Your task: Find every line in the entries that holds the string "data" and report it.

━━ Supplied information

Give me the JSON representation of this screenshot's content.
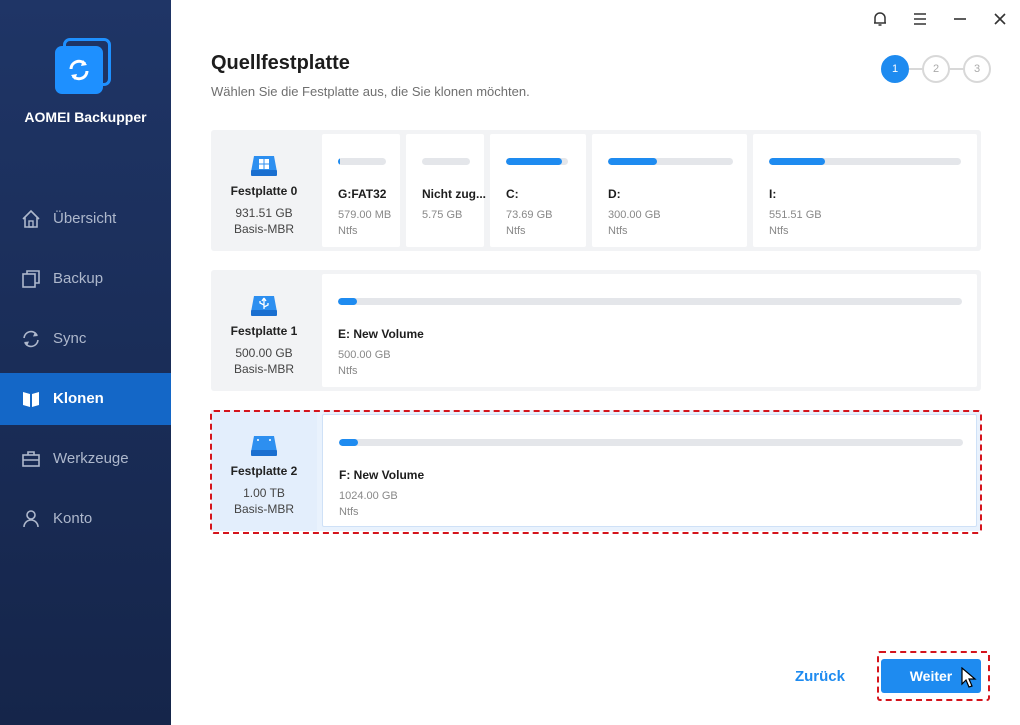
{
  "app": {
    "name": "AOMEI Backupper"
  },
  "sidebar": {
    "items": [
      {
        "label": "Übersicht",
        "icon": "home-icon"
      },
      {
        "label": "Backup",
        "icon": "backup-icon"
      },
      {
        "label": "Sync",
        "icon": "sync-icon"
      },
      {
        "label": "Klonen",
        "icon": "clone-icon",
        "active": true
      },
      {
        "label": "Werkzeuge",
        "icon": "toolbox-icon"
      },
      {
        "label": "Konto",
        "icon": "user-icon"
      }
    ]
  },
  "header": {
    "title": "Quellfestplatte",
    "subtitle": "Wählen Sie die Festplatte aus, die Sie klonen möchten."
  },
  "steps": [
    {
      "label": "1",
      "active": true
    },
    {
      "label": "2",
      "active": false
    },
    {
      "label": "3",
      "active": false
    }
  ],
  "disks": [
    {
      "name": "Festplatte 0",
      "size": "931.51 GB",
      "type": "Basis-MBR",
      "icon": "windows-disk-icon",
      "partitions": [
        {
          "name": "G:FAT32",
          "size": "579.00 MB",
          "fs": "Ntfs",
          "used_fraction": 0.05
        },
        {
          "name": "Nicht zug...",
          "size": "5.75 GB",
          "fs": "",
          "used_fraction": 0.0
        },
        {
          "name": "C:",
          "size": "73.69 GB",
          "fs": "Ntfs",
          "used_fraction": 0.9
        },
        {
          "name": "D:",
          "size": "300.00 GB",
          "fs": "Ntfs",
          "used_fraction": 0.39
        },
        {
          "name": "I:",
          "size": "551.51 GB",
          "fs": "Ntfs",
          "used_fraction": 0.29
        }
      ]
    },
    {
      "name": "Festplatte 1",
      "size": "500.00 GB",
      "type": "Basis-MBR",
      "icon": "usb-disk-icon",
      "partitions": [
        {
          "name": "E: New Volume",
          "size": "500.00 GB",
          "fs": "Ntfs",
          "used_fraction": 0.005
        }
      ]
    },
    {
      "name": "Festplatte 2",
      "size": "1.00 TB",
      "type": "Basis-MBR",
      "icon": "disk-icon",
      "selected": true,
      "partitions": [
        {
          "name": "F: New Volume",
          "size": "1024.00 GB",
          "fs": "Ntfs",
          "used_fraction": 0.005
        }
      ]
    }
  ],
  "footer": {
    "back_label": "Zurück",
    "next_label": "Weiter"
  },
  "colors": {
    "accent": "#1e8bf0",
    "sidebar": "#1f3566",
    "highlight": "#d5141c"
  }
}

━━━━
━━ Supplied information

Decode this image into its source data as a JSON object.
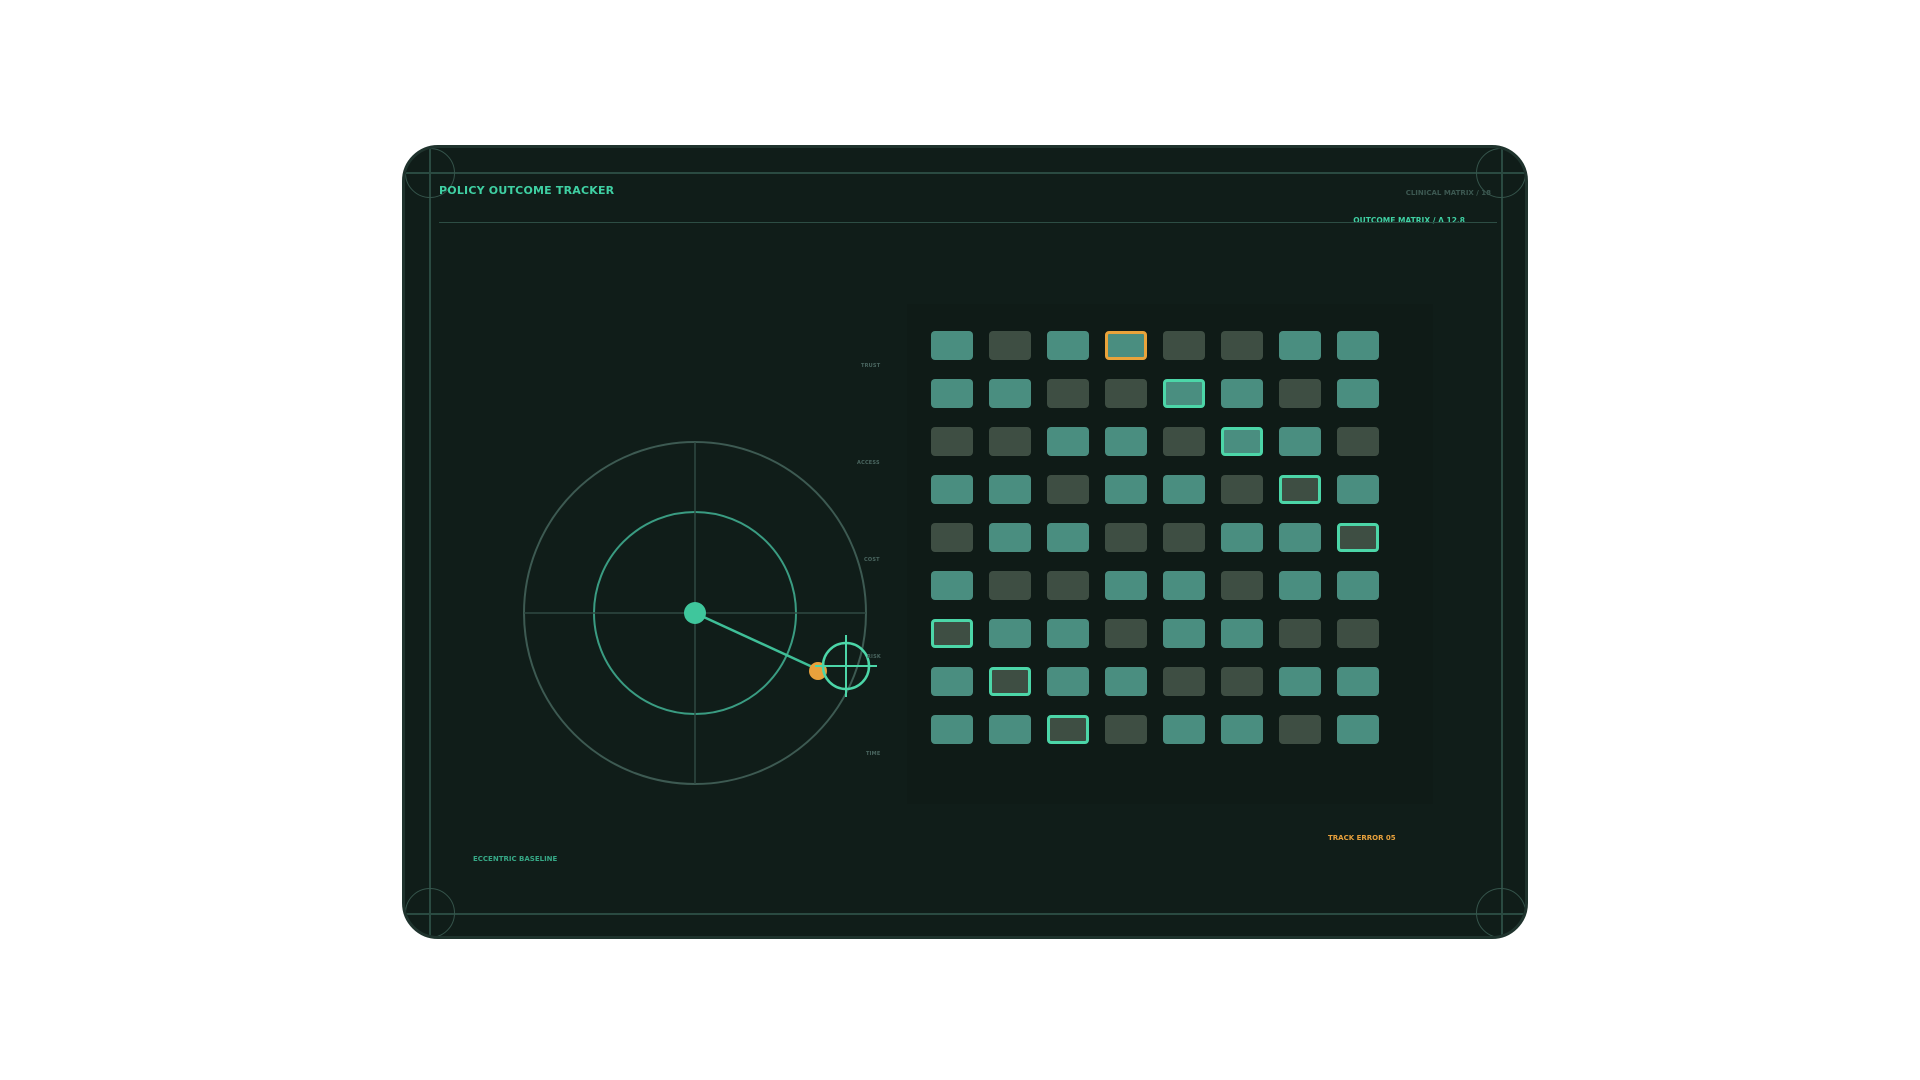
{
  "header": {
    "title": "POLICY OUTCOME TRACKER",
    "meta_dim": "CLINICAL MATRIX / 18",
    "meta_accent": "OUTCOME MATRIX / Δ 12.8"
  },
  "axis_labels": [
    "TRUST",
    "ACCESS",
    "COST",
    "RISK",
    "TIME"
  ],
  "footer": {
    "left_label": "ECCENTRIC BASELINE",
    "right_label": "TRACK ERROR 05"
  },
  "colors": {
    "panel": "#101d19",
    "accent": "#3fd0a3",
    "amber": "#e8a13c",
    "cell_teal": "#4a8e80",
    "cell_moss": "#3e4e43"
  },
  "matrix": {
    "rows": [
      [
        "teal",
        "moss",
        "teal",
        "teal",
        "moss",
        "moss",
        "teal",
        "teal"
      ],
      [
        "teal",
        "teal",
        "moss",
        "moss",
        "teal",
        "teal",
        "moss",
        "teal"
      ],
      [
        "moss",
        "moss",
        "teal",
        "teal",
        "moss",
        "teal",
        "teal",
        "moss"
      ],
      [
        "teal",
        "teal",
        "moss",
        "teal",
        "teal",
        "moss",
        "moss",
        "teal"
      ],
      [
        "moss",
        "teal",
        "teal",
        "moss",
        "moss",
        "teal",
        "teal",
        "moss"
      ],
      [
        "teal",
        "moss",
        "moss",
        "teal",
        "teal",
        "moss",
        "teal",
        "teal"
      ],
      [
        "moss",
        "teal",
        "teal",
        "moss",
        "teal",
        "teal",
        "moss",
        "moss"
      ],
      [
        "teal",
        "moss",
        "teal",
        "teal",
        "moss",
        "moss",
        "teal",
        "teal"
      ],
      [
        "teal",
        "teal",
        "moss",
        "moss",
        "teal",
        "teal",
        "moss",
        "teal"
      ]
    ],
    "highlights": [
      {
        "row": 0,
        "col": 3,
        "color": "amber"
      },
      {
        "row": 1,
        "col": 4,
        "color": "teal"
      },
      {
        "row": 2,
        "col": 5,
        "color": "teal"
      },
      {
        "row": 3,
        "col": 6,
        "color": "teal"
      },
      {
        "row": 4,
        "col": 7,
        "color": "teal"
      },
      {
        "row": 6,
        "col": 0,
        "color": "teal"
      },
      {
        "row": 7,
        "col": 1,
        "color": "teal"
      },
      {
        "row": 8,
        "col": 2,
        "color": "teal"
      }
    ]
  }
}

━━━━
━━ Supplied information

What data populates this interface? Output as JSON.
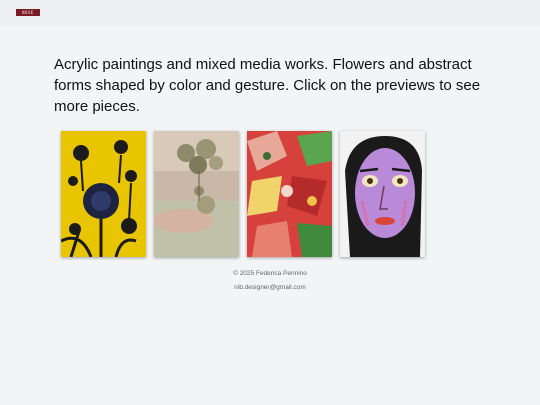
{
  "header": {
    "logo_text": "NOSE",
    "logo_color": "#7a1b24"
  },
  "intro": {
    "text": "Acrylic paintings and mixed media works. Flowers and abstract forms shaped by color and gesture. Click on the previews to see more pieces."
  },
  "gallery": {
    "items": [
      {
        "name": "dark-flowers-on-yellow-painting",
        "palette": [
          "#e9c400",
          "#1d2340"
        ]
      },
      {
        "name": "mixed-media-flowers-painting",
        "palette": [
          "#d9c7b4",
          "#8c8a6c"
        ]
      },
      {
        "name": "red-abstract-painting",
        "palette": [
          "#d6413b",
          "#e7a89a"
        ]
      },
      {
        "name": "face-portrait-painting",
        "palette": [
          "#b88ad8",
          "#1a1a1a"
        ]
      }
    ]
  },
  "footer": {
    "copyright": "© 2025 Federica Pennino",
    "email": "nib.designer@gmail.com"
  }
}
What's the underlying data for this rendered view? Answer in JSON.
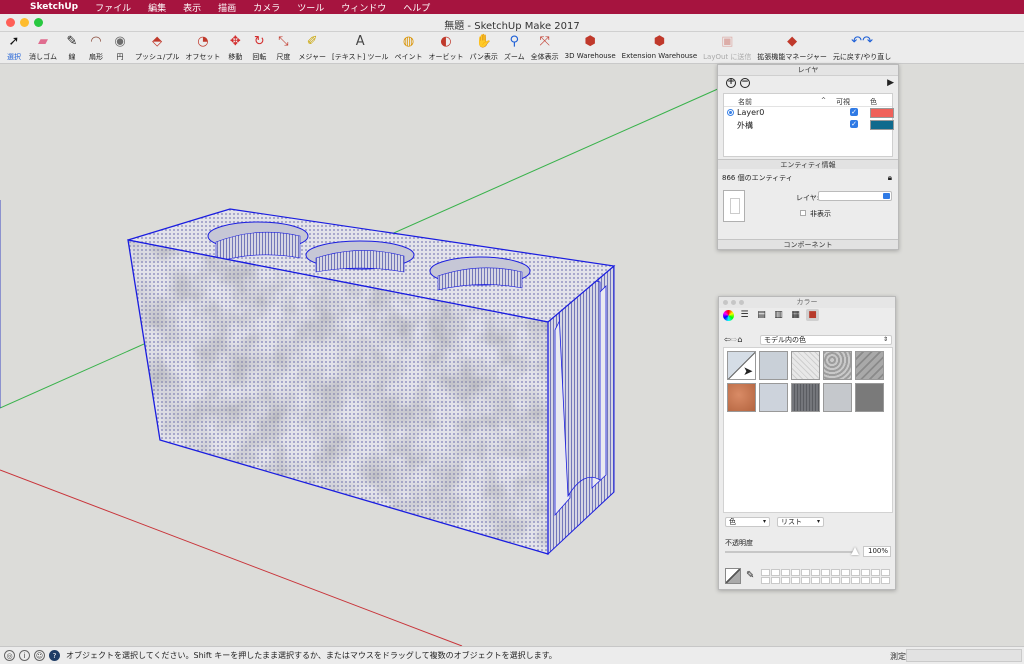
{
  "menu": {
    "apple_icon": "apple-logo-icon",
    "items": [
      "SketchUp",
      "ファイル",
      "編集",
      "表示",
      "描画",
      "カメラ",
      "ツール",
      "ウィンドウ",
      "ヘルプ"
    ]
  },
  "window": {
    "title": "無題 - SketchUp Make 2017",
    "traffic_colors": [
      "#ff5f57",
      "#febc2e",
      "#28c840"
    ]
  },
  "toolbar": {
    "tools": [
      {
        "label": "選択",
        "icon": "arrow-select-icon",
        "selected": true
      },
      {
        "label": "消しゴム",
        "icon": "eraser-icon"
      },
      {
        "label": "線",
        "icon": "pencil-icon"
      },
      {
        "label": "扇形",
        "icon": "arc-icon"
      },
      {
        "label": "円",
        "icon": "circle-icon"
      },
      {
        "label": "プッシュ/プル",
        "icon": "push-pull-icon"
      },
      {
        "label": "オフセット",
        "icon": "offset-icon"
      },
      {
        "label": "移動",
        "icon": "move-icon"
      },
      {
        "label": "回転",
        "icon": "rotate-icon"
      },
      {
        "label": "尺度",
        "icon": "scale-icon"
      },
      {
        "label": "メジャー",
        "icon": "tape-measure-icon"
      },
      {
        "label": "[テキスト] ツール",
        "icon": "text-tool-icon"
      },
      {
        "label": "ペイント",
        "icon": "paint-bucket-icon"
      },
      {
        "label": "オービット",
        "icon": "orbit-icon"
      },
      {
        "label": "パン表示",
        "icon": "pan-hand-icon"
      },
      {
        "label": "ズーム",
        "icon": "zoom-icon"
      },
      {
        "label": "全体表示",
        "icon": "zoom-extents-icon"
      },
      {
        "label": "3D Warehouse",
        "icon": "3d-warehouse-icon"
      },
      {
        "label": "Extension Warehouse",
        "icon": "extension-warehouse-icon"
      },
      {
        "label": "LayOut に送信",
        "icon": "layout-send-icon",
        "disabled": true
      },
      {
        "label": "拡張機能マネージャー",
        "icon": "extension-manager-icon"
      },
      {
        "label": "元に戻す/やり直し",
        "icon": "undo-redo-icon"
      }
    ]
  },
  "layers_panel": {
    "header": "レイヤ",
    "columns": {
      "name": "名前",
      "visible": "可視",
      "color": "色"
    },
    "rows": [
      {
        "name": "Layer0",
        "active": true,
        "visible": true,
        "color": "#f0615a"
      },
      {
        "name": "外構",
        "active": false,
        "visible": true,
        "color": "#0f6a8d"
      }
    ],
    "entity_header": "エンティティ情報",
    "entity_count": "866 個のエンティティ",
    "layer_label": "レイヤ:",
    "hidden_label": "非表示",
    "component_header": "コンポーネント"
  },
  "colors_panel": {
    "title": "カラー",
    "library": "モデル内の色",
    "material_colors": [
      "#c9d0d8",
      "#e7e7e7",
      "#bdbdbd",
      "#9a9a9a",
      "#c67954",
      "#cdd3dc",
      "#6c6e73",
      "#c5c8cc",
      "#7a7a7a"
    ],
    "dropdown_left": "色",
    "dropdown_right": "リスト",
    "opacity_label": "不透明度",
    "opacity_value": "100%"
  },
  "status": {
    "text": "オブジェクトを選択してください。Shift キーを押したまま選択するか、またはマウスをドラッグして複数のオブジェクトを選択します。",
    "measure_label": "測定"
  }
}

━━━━

Finished task:
Decode this image into its source data as a JSON object.
What data populates this interface? Output as JSON.
What's the underlying data for this rendered view? Answer in JSON.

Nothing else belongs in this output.